My first article, “Your Popularity Is 0”, was written at work (a former job) a couple of days after finding Broowaha on Craigslist. The feedback I got only reinforced what the title said about me as a new contributor. My favorite article is probably “With This Muse You Lose”. I was researching the idea of an article on “writer suicides” (seriously) when I got a message from another new contributor who wondered about the harshness she encountered in the comment thread of her first article. Two weeks later, “With This Muse…” was my response. To date, it’s the only piece I’ve ever written that has gotten feedback from people where they actually opened up (anonymously) and expressed the same feelings these dead writers felt before they ended it all.
Lately, the idea of a webcast just seemed like the next logical step for a career going nowhere. Exposure, exposure, exposure. And if other, more talented people want to jump on board with me, at least I won’t be the only one who sinks the ship… right?
If you could write about anyone or any situation, what would it be?
I don’t think I’ve encountered that person or situation yet. Maybe in not knowing, I’ll keep writing about what’s right in front of me, rather than chasing something that, when I finally do it, will leave me with nothing left to do. Then there’s that Fool Waha interview with you
What artist (musician, author, painter etc) inspires you?
I’ve been planning. And seriously, I’m developing a TV pilot. So what if nobody in Hollywood knows me. With 5,611 independent production companies in Greater Los Angeles, anything’s possible.
Jean-Michel Basquiat. Particularly Boy and Dog and later Ten Punching Bags (with Warhol). His unintentional example of expression through graffiti should be used as motivation in the world of Citizen Journalism. By taking a hated symbol of expression, forcing it into the everyday view of the 1980’s mainstream, and (ultimately) seeing it accepted as a legitimate voice should be an example of what Citizen Journalism can do through another hated symbol of expression – the blog. By our often blunt, sometimes blurred, but accurate presentation of the facts right in front of us, we will be viewed as a legitimate voice for today.
That and watching the artistry of Manny Ramirez keep his swing short and his bat long and level through the hitting zone as he makes National League pitchers look like rag-armed, thirteen-year-olds.
Art has many forms.
Of our topics (city life, night life, culture, sports, etc) what is your favorite? Is there a reason why you tend to write/read more articles in that section?

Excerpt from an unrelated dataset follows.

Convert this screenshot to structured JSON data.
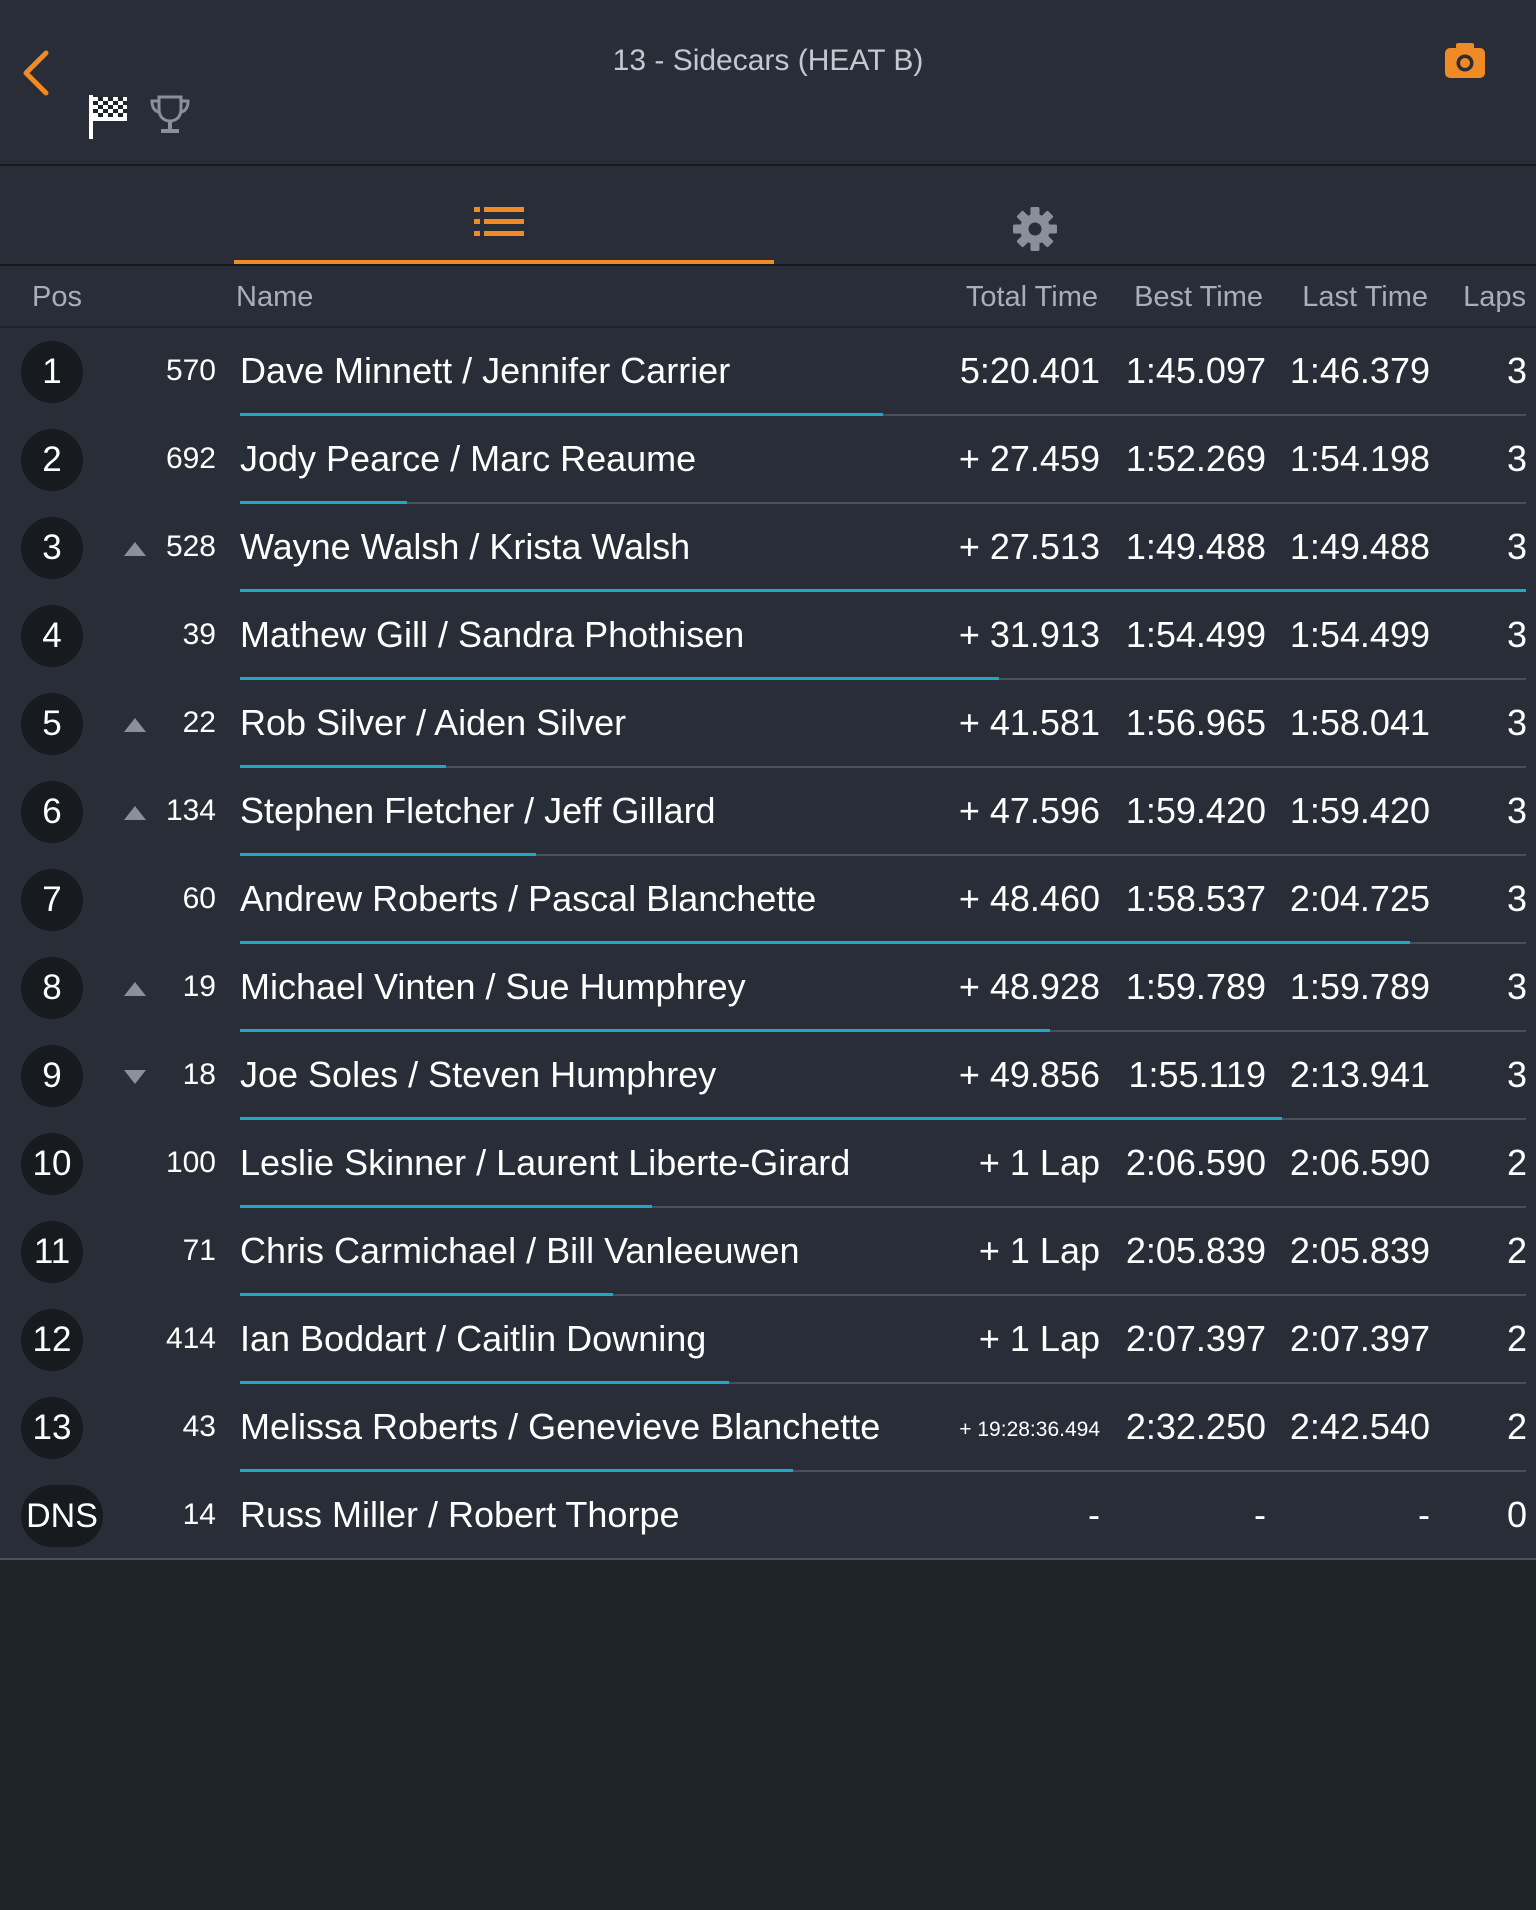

When I was little, I wanted to be the Dodgers’ center fielder, and replace Vin Scully when he retired. Now, all these years later, I’m not in broadcasting and Vin Scully still hasn’t retired. But I do still play slow-pitch softball. For me sports, like writing, is an addiction. And I keep coming back to it as a topic for the same reason I come back to writing. I’ve always had a love/addiction with the written word – and the spoken word – as delivered by Vin Scully. It was always equal parts reporting and poetry. Some kids are raised on comic books, some on the classics…I was raised on Vin Scully. Every writer is a product of a lifetime of experiences, and all of them, in some way, shape and inform what we write. Chris Carter was raised in Bellflower on baseball and Vin Scully and all he was able to make out of it was The X-Files. Quentin Tarantino worked in a video store in Manhattan Beach and all he could turn that into was Reservoir Dogs and Pulp Fiction. All we, as writers, should expect from ourselves is to write what we already are. That’s what lies at the core of Citizen Journalism. If you see it, write it.
And always remember to use the spell check.